The Chronology
of the Radogoszcz Prison

November 9, 1939

People arrested as part of an operation against the Łódź intelligentsia are placed in the former Michał Glazer’s factory in Radogoszcz (today’s 17 Liściasta Street). Many of the detained, after provisional trials, are sentenced to death and murdered in mass executions in the forests near Łódź.

December 1939 r.

A resettlement camp for the displaced from, for example, the Montwiłł-Mirecki Estate in Łódź, is established in the former Samuel Abbe’s factory (today’s 147 Zgierska Street).

January 1940

Prisoners are transferred from the former Michał Glazer’s factory to Samuel Abbe’s factor. The Radogoszcz prison (Polizeigefängnis Radogosch) is created. Its warden in SS-Obersturmführer Robert Ehlers. At the time, the staff mostly consists of SS members.

May 1940

A large-scale operation against the Polish intelligentsia and youth is carried out in Łódź and the region.

At the time, most of the arrested from Radogoszcz are deported to the Dachau camp.

July 1, 1940

The Radogoszcz prison comes under the Police Praesidium in Łódź. Police lieutenant Walter Pelzhausen becomes the new warden. From now on, the prison staff includes local Volksdeutsche, and the prison becomes transitional.

August / September 1940

The Radogoszcz prison is altered: the fence is made higher and barbed-wire entanglements are added; four guard towers are built; the building “under the glass roof” is converted into a prison building, which involves dismantling the remaining textile machines.

September 1, 1940

Alfreda Rytel née Siewierska gets sworn as a member of the Union of Armed Struggle by the Commander of the Łódź-North Quarter of the Union of Armed Struggle/Home Army Wacław Górecki, pseudonym Wacek. From her home adjacent to the walls of the Radogoszcz prison, she and her sister conduct observations, and then share them with the underground organisation. She also delivers kites thrown over the prison wall by prisoners to their families.

March 20, 1942

Execution of 100 Poles in Zgierz – the largest public execution in the Wartheland. The executed include Radogoszcz prisoners. Walter Pelzhausen attends the event.

April 1, 1942

As a punishment for stealing two loaves of bread, warden Walter Pelzhausen executes nine prisoners, even though only two of them were proven guilty. This is the largest execution in the Radogoszcz prison before its liquidation in January 1945.

List of people murdered in the execution on April 1, 1942 r.
Antoni Józef
born 13.03.1923
Adamus Hieronim
born 31.01.1918
Jędrzejewski Czesław
born 19.09.1917
Kisielewski Zdzisław
born 11.11.1918
Lauch Bolesław
born 15.04.1907
Niewiadomy Stefan
born 02.03.1918
Stala Antoni
born 23.04.1919
Wasiela Eugeniusz
born 12.09.1913
Żukowski Stefan
born 01.08.1905

August 1942

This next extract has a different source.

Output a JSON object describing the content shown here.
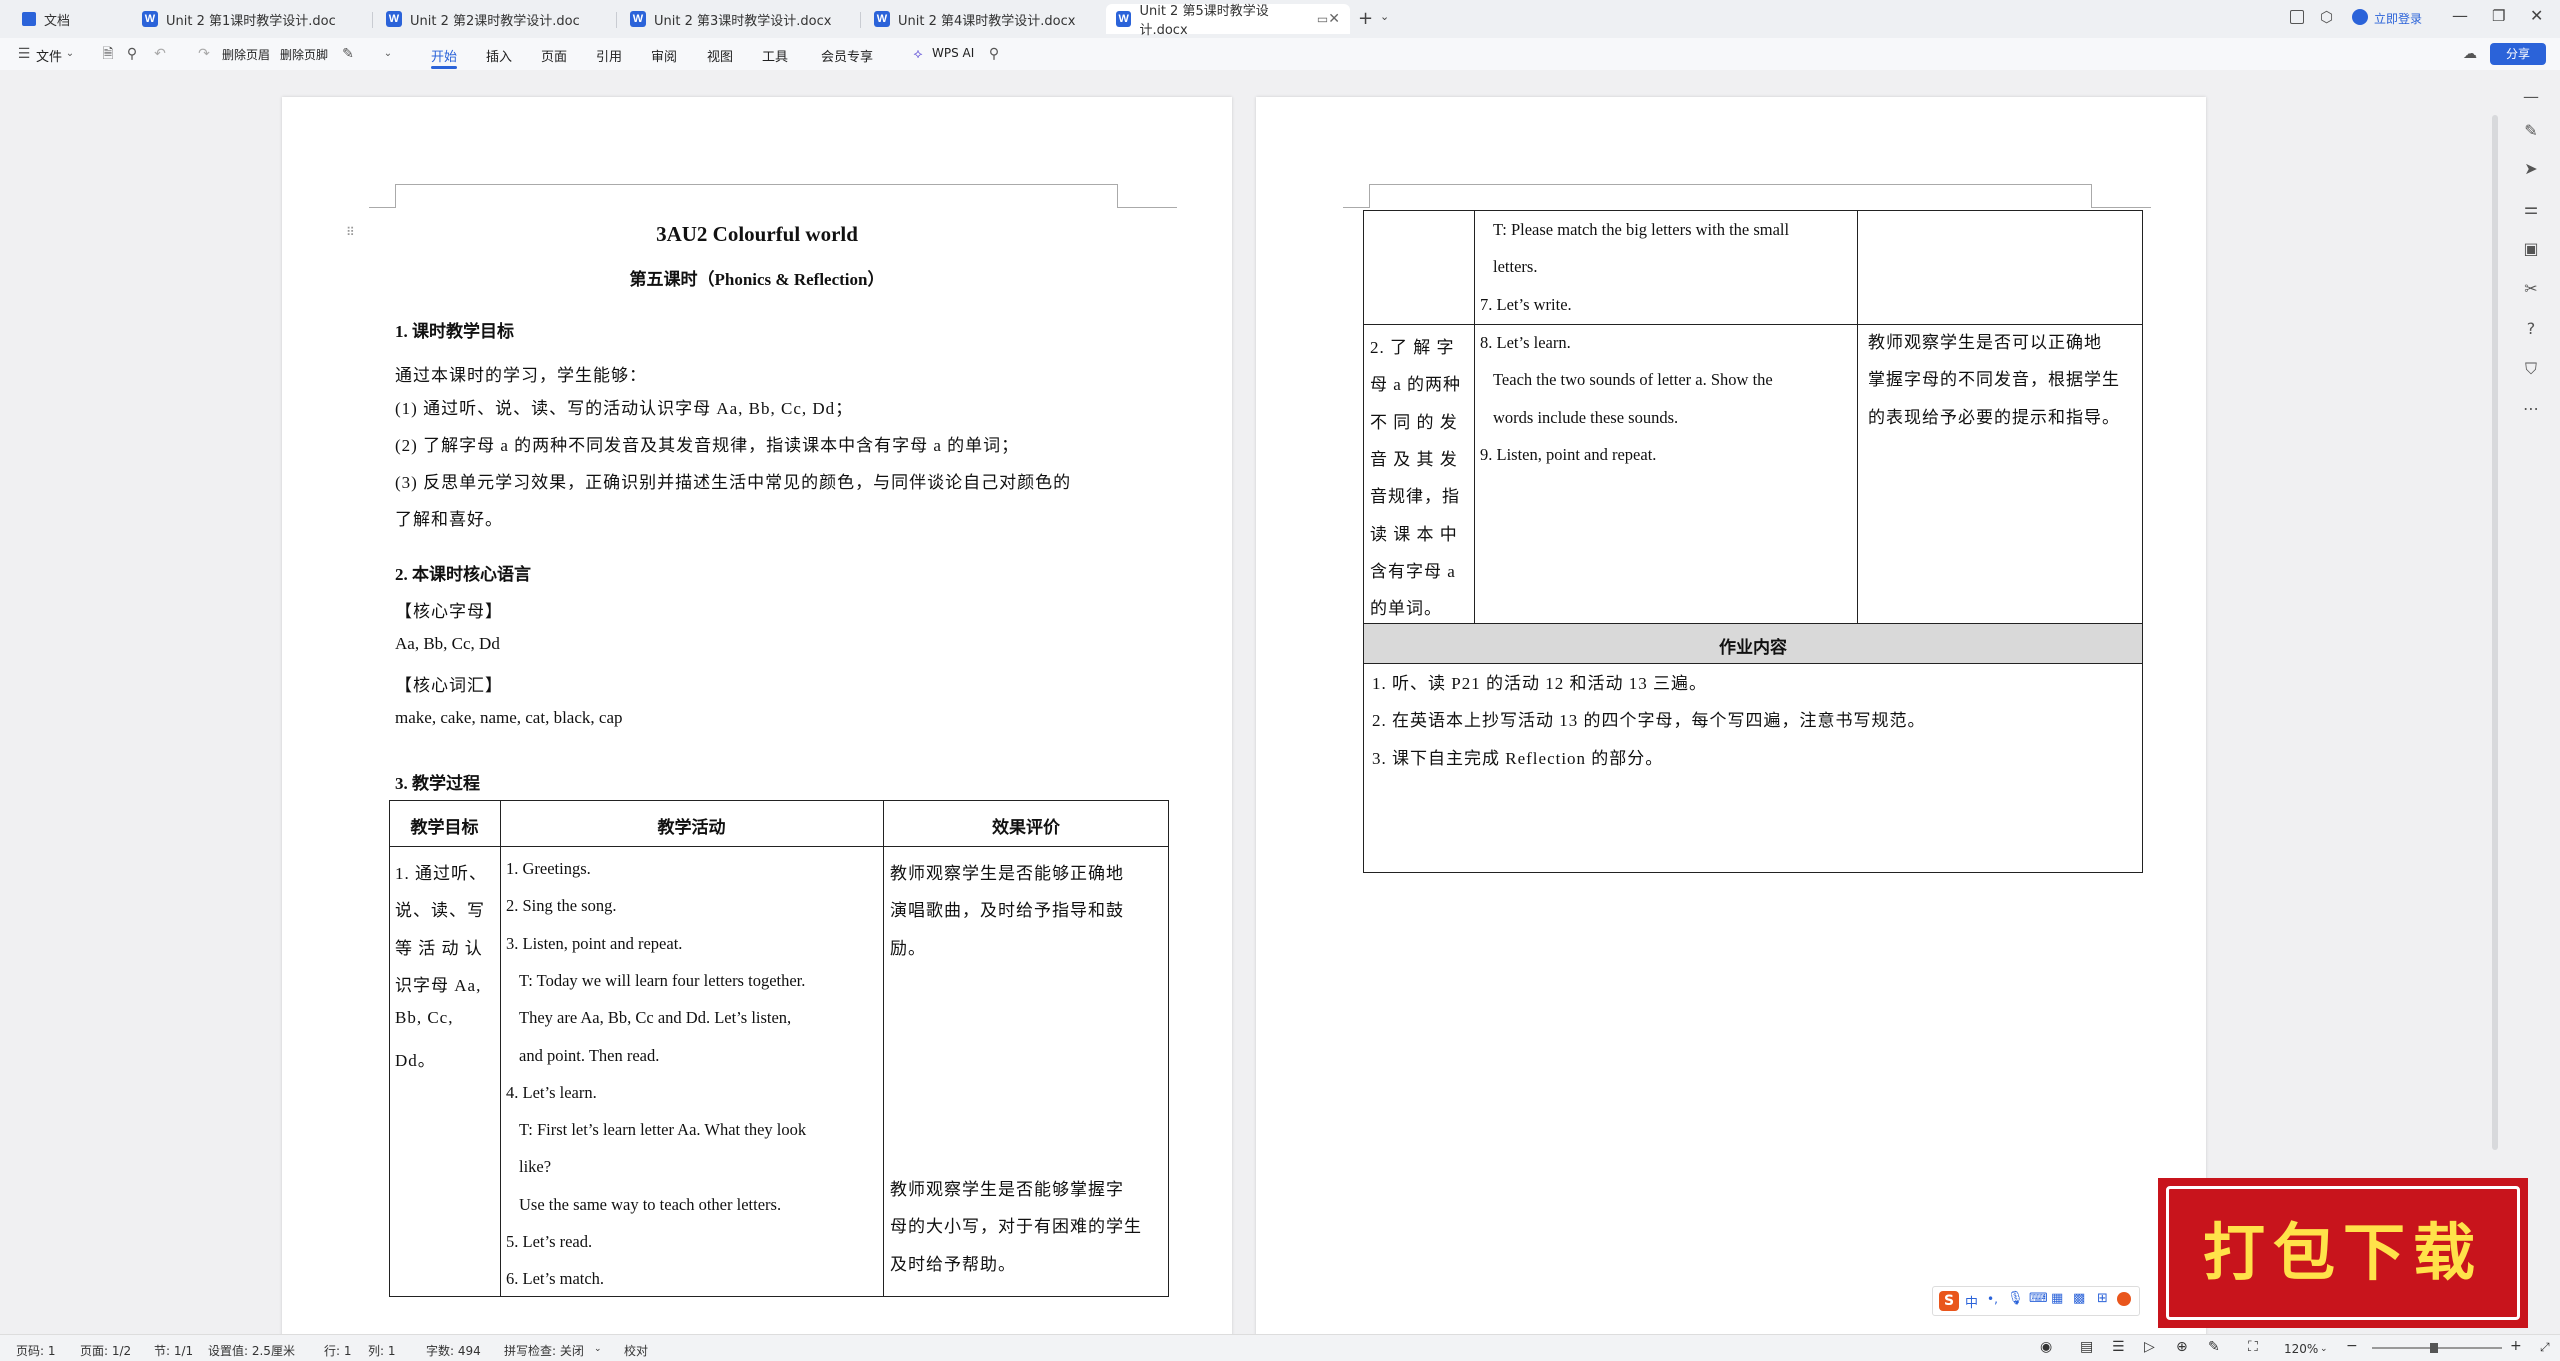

Members of the Polish Socialist Party, arrested on November 11, 1941, are brought to Radogoszcz.

August / September 1942

A football player of RTS Widzew Longin Mielczarek is murdered in prison.

August / October 1942

As a result of a massive operation against the Łęczyca Division of the Home Army, many of its members are brought to the Radogoszcz prison, including a lawyer and author of Radogoszcz memoirs Władysław Zarachowicz.

November 1942

The building “under the glass roof” is altered: the shower room and the hospital part, moved from the four-storey building, get reorganised.

January / February 1943

The prison faces a six-week epidemic of typhus fever. The facility is put into a quarantine: there are no incoming transports and the entire staff have to stay in prison.

March 1943

Prisoners are classified into cells according to the crime committed:
3rd floor – political prisoners,
2nd floor – criminal prisoners,
1st floor – prisoners of German descent.

December 31, 1943

Eugeniusz Lisiak, pseudonym Topór, one of the founders and member of the youth underground organisation “Promieniści”, dies in Radogoszcz .

January 17/18, 1945

The Radogoszcz staff liquidate the facility. Approximately 1,000 prisoners die in mass shootings and as a result of setting the building on fire. Only thirty-one people survive the massacre.